Previously an unattainable two-thirds majority was required to effectively rule, and this often resulted in messy coalitions, political horse trading and bickering.

It took Hun Sen 12 months to forge a government after the 2003 poll.

Meanwhile, allegations of corruption and a sex scandal involving royalist party Funcinpec's former leader Prince Norodom Ranariddh have further damaged any chance the royalists had of improving on their miserable showing in the last election.

The Sam Rainsy Party (SRP) is expected to do well in the cities and could improve its position among rural voters after heavy campaigning in the countryside.

But the SRP is up against the CPP's well-oiled logistics and organizational structure, which blankets this country and is riding high on the Preah Vihear issue, and an economic boom not seen since the Vietnam War tipped Cambodia into decades of civil conflict in the early 1970s.

The current economic good times are being attributed mainly to 10 years of relative peace and stability under the CPP, and many observers and opposition politicians fear Hun Sen could completely obliterate their ranks at the weekend poll.

The standoff over Preah Vihear has also distracted attention from an election campaign that has shown some familiar and violent patterns from the past.
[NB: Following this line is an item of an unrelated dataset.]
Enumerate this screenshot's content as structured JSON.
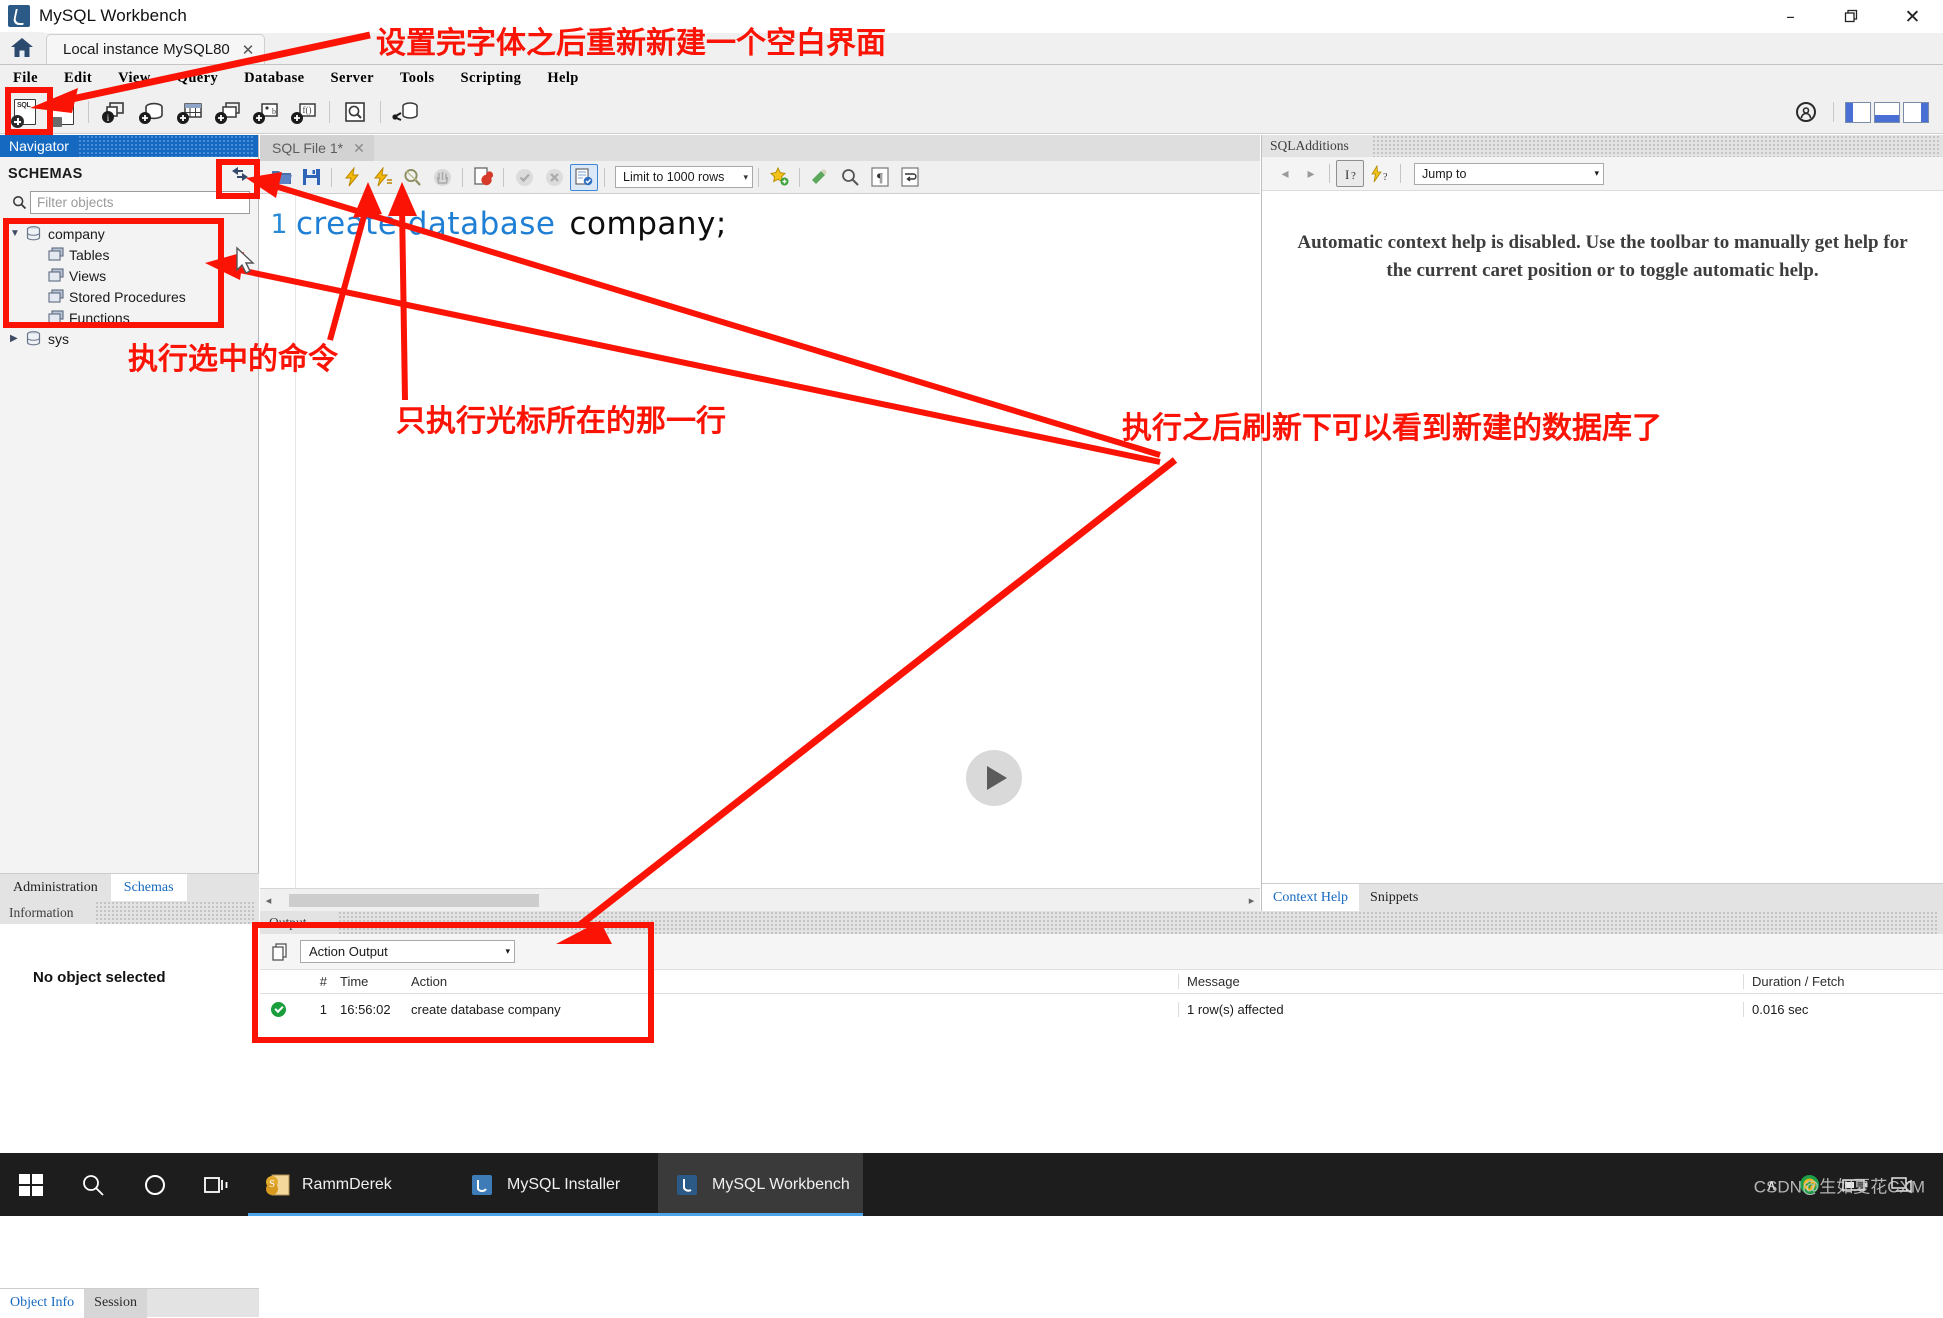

"Unfortunately, Preah Vihear has all Cambodians worried and all the media's attention is focused on Preah Vihear," said Kek Galabru, president of the human rights group Licadho. "People aren't receiving all the information they need to make an informed decision because of Preah Vihear."

She said suspected electoral-related killings, vote buying, and politically inspired arrests had been reported, adding: "How can you have free and fair elections when a journalist is killed, one who wrote articles that were against the government."

Khim Sambo, a journalist who wrote for a pro-SRP newspaper, and his son were shot dead while riding their motorbike home on a busy Phnom Penh street on July 11.

However, determining what constitutes electoral-related violence is difficult in a country where guns are common amid a notorious culture of impunity and some observers fear elections have even become a time to settle old political scores with violence.

Despite this, election monitors mostly agreed this year's campaign was a vast improvement on previous efforts, the first of which was in 1993, when a U.N.-sponsored poll designed to restore Cambodian democracy after decades of war was plagued by violence.

The suspected electoral-related death toll stands at 13, almost half the reported killings in 2003.

"The numbers have decreased but there should not be one killing," Galabru told World Politics Review. "Only when there is not one killing can an election be seen as free."

Luke Hunt is a Hong Kong-based correspondent and a frequent World Politics Review contributor.

Labels: , , ,

Powered by Blogger

 Home   |   About Us   |   Submit URL or Your Company Address First Launched: 08/15/95 - Copyright © 2010 Cambodian Information Center. All rights reserved.